The darkroom-printing process is something you can ponder about after you've gotten your feet wet, there is a lot of fun to be had just shooting and developing your own film. (quite empowering feeling, knowing you are a "self-contained", hard-core "negative film-maker") ^^
And as the others say, you can process your film in full daylight, using a changing bag to get the film out of the canister and onto the spool and into the developing tank.
Last edited by Helinophoto; 12-11-2012 at 04:22 AM. Click to view previous post history.
+1 on Jason Brunner's Videos on developing film. That's how I got started this past summer. Excellent! Get the freestyle changing bag. You can do it! Easy Peasy Lemon Squeezy!
Originally Posted by JBrunner
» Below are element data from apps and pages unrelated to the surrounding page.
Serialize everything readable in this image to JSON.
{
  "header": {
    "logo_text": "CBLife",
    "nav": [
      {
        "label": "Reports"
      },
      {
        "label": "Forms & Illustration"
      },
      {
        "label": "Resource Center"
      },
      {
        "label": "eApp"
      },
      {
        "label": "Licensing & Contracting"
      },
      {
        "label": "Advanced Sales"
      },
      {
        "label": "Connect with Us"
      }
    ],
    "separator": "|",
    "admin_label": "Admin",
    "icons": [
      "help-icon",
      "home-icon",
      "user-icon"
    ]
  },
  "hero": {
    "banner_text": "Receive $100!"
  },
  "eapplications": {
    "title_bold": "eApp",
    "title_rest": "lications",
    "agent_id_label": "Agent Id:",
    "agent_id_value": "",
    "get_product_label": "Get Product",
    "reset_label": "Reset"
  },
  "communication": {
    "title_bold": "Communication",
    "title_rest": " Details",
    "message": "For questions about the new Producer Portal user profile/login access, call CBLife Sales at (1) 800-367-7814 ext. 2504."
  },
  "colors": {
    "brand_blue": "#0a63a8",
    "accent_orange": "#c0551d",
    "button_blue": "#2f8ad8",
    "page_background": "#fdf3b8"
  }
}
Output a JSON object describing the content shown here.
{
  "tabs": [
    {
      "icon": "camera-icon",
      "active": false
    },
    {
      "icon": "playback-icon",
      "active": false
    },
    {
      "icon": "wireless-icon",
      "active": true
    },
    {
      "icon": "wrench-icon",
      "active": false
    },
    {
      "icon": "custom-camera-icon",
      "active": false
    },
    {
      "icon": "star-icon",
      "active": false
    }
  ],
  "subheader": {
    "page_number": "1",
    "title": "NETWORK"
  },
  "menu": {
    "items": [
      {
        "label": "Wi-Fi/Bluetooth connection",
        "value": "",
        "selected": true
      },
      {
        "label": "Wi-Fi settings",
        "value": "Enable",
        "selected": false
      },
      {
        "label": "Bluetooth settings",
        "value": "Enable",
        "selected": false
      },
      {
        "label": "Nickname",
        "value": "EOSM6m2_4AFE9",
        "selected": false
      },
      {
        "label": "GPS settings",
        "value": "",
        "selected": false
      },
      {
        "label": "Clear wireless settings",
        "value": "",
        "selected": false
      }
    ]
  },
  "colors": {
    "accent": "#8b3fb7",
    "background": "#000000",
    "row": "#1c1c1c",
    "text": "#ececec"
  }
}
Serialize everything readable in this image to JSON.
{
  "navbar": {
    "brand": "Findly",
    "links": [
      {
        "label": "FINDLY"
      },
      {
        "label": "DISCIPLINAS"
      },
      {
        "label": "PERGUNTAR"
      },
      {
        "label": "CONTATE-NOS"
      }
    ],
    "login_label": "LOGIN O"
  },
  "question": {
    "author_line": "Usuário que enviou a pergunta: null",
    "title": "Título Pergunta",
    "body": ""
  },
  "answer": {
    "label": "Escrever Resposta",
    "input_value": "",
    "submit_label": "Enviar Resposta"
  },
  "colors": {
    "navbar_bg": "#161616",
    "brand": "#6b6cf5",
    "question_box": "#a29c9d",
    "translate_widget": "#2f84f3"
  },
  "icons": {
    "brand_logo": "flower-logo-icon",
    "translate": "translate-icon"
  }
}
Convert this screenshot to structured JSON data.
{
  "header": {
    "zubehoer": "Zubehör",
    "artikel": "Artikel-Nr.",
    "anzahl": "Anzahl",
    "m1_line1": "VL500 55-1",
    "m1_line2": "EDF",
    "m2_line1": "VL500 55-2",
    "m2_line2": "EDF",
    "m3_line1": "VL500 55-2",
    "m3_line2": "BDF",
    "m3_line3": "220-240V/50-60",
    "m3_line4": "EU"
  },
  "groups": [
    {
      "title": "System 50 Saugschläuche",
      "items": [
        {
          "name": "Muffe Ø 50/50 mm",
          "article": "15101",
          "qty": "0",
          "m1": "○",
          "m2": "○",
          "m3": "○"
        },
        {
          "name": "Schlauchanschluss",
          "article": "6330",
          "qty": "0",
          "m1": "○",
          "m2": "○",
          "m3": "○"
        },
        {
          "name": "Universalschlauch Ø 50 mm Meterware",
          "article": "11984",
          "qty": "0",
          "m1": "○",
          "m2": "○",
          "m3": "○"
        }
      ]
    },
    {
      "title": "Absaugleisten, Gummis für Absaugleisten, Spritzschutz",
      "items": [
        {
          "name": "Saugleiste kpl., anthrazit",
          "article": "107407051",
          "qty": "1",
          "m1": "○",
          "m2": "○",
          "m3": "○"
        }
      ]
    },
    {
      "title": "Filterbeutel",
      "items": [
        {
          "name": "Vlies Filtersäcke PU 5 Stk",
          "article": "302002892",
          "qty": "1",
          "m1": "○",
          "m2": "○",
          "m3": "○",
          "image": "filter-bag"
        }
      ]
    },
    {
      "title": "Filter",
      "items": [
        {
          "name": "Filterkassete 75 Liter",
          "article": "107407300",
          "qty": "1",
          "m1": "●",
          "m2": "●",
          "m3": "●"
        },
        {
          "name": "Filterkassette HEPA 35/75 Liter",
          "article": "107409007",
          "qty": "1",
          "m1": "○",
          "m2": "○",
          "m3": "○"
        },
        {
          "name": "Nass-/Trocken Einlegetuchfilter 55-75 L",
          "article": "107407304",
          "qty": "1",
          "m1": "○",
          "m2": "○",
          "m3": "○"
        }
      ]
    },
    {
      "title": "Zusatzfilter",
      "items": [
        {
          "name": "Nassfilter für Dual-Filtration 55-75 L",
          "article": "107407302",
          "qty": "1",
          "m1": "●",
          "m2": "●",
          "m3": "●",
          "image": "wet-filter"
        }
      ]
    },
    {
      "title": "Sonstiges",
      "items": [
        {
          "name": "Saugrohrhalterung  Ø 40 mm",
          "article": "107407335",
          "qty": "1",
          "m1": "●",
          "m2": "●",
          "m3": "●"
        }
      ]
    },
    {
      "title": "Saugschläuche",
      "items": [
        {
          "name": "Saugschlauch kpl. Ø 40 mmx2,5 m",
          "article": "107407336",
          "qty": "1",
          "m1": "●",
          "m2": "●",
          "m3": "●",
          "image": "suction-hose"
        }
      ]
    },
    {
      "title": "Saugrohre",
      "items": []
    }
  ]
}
Wow, you really caused a stir today. And to answer another of your questions, no, other fora are not as friendly and civil as this one. What passes for a flame war here is pretty tame.
If you can make Mac & Cheese, you can process B&W film. I started a couple years ago and videos like Jbrunner's helped a lot. A good place to find books is Goodwill.
Nobody but stupid fools like us want this stuff any more, and bags. tanks, and reels seem to never wear out. So if you look around, all the equipment you need will be available for very little money - fractions of what it originally cost. I did a lot of calculating before starting this and decided that getting into film as a serious hobby would be MUCH cheaper than digital over my remaining lifetime.
“You seek escape from pain. We seek the achievement of happiness. You exist for the sake of avoiding punishment. We exist for the sake of earning rewards. Threats will not make us function; fear is not our incentive. It is not death that we wish to avoid, but life that we wish to live.” - John Galt